Production and characterisation of novel human monoclonal antibodies against malignant melanoma

Thomas, Myles Duncan January 1995 (has links)

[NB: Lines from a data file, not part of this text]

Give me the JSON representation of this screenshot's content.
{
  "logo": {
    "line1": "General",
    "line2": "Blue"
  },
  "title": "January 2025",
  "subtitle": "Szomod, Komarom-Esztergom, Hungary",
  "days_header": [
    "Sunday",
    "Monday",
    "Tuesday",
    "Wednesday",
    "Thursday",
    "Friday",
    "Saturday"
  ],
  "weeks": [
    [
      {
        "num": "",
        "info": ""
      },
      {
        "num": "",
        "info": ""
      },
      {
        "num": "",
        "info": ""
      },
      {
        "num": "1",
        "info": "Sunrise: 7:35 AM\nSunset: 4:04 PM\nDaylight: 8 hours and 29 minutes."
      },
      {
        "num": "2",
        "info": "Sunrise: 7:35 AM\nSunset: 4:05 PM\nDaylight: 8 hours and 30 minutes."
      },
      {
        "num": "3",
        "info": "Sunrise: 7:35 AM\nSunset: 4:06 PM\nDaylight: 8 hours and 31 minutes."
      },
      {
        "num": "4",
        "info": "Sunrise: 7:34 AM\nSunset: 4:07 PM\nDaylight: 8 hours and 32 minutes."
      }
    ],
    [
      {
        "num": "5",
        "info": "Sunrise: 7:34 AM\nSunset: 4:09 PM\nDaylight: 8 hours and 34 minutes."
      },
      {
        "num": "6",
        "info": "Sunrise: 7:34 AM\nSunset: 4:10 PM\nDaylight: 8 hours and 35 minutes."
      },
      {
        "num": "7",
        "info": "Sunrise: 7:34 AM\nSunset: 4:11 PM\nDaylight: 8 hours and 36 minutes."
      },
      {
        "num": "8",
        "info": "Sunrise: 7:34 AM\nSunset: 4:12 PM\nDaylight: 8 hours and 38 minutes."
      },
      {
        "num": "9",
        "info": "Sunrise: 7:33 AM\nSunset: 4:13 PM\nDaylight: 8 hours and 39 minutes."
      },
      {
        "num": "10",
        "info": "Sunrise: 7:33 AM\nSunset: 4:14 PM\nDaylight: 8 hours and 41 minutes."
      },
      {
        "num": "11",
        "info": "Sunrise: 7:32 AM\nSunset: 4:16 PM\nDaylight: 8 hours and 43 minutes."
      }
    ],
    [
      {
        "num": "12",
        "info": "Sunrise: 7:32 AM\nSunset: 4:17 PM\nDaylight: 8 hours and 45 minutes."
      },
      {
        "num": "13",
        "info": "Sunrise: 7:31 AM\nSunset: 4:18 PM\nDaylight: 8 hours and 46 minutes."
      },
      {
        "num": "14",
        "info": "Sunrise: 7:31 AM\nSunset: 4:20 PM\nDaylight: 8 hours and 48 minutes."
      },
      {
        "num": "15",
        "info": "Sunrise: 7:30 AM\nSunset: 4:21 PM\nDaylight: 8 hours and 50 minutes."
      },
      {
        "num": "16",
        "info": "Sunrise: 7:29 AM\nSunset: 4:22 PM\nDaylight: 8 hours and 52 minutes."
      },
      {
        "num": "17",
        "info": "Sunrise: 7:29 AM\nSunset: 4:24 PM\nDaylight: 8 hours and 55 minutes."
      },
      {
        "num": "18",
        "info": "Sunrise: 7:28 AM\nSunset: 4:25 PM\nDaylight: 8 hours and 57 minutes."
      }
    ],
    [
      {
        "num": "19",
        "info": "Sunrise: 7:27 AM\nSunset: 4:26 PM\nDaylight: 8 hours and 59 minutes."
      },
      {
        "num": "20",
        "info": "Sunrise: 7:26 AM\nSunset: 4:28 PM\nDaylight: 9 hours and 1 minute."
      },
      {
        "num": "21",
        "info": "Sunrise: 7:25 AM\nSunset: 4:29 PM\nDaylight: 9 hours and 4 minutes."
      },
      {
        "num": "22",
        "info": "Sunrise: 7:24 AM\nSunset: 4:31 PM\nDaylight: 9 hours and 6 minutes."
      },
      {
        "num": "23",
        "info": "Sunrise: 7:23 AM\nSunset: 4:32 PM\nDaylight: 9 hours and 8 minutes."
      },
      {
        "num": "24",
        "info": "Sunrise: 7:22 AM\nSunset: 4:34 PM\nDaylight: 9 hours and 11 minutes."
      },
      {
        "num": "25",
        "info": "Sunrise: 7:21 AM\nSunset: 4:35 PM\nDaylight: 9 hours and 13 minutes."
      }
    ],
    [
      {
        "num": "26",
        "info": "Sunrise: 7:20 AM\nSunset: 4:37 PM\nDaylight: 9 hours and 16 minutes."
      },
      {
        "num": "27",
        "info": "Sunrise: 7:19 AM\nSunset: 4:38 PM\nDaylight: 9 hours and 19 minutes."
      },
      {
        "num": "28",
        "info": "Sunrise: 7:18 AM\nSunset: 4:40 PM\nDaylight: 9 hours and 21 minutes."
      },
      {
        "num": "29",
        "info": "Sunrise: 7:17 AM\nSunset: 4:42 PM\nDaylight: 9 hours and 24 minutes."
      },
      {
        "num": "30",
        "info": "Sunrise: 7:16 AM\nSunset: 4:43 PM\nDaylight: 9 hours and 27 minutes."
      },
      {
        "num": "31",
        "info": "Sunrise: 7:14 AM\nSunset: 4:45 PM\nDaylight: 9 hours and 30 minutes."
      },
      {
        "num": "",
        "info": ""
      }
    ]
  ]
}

Malignant melanoma is an immunogenic tumour capable of inducing a humoral immune response, as shown by tumour-reactive serum antibody in patients. Lack of effective chemotherapy in association with the immunogenic nature of the malignancy, has stimulated interest in the immunological management of the malignancy by antibody. Many mouse monoclonal antibodies against melanoma antigens have been developed, and some have been shown to induce tumour regression. However, a limitation on the use of mouse monoclonal antibodies in patients is the induction of an immune response against the immunising xenogeneic protein. The employment of human monoclonal antibodies, may be expected to reduce the patient's immune response against the allogeneic protein. Although more difficult to produce than mouse monoclonal antibodies, several human monoclonal antibodies have been established which induce tumour regression. Here I describe the establishment of mouse/human heterohybridomas producing human monoclonal antibody, from tumour-draining lymph nodes. A series of novel assay systems, initially developed and characterised using melanoma reactive mouse monoclonal antibodies, were sequentially employed for the selection of human antibody exhibiting high tumour specificity. Several clones producing melanoma reactive human antibody were established. Clone MDT. 1 was selected for further characterisation, because of its highly selective reactivity against viable melanoma and other neuroectodermal cell lines, but lack of reactivity against other common malignant and non-malignant cell lines. Such restricted cell reactivity is characteristic of reactivity with class 2 tumour associated antigens. MDT. 1 was shown, in ELISA, to exhibit reactivity to ganglioside antigens GD3, GD2, GD1b, GM3 and GM2. These antigens are commonly associatedw ith the malignant transformation of melanocytes and other neuroectodermal cells. Enzymatic modification of GM3, with neuraminidase, identified the reactive minimal essential epitope as Neua2- 3Galß1-4GIc-. Reactivity with rat monoclonal antibody 9G4 and molecular analysis showed MDT. 1 is encoded by the highly conserved VH4 gene, VH4-21. Like other VH4-21 encoded autoantibodies MDT. 1 exhibits reactivity with the cold agglutinin T. Analysis of the structures of `i' and sialogangliosides has identified similar structural epitopes, which may confer MDT. 1 reactivity. VH4-21 encoded autoantibody 216 exhibits similar reactivity with tumour associated ganglioside antigens as MDT. 1. Sialo-ganglioside/`i' reactive VH4-21 encoded antibodies, could therefore represent an important aspect of autoantibodies in the overall host immune response to tumour.

Page generated in 0.0722 seconds